In the past, this blog has covered multiple topics: everything from “going green” to planning parties, from the benefits of bamboo to leading a healthy lifestyle and from progress in international environmental political practices to rejuvenating yourself after a long weekend. But something occurred to me on the way to work this morning: every week, we discuss some way to save the environment, conserve natural resources or simply life happier, more fulfilling lives; but what are we REALLY doing to institute change?
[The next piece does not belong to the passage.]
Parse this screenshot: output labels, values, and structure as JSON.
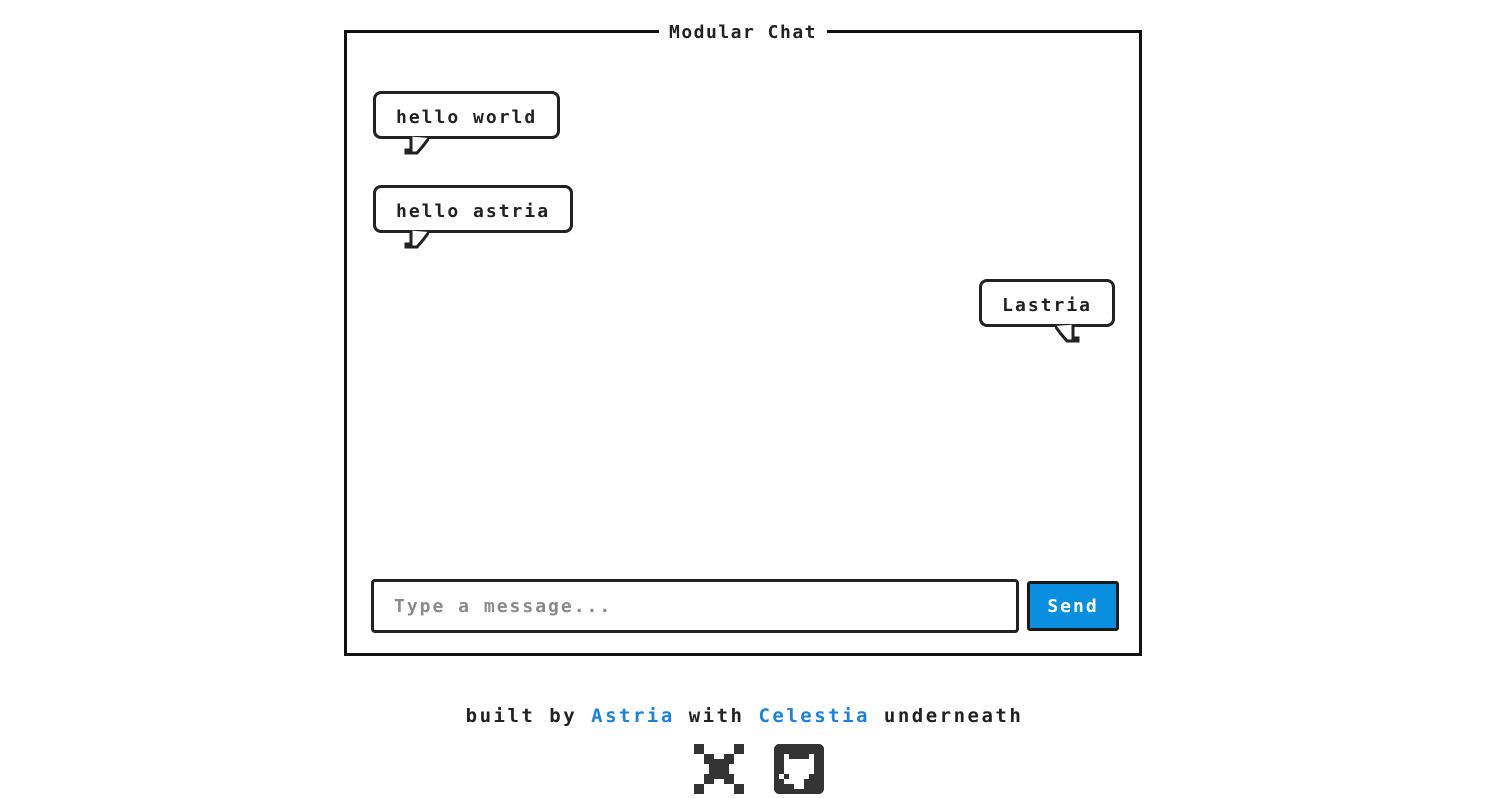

Personally, I take care to recycle, unplug my computer and charging devices and reuse things beyond all possible value. However, I still drive my car hundreds of miles a week, buy a throwaway cup of coffee everyday and eat packaged, unnatural food that commutes from farther away than I do. The more I read about the way our world is changing for the worse, I have to wonder, how long before I get angry and make the big (albeit inconvenient) changes? And what’s more, how long before our country’s biggest institutions do the same?
So I ask you, Cyberspace, what have you done to change your lifestyle? How long will you go on polluting the air we breathe, the water we swim in and the earth from which all our food grows? Granted it may not matter to you personally or your generation, but it will, sure as the increasing price of gasoline, matter to your children and unborn grandchildren.
Dead zones in our oceans, the Great Pacific Garbage Patch, global warming, deforestration, and rising levels of CO2 on land and in the water are not myths we can ignore any longer. At the rate we’re going, the death of the only home we have is not an abstract idea, it is a reality.
Recycling and unplugging is not enough anymore. We have to significantly change the American lifestyle that revolves around consumption and excess. We have to drive less, support our local economy and be mindful of EVERYTHING we consume; we have to talk to our friends, family and co-workers about our new lifestyles and we have to be fearless Geo-Warriors in order to create real change. We can recycle our pizza boxes and buy frozen vegetables marked “organic” from the supermarket all we want, but until we start biking to work, buying food from the farmers market and investing the upfront costs of energy efficient devices, we undo all the good we’ve done as soon as we bite into a McDonalds cheeseburger.
So from here on out, I ask you to send in your thoughts, ideas, opinions and strategy on how to reverse the spiral as we discuss the major issues of our time. As we can see from a number of examples throughout American history, change only takes hold when we all band together.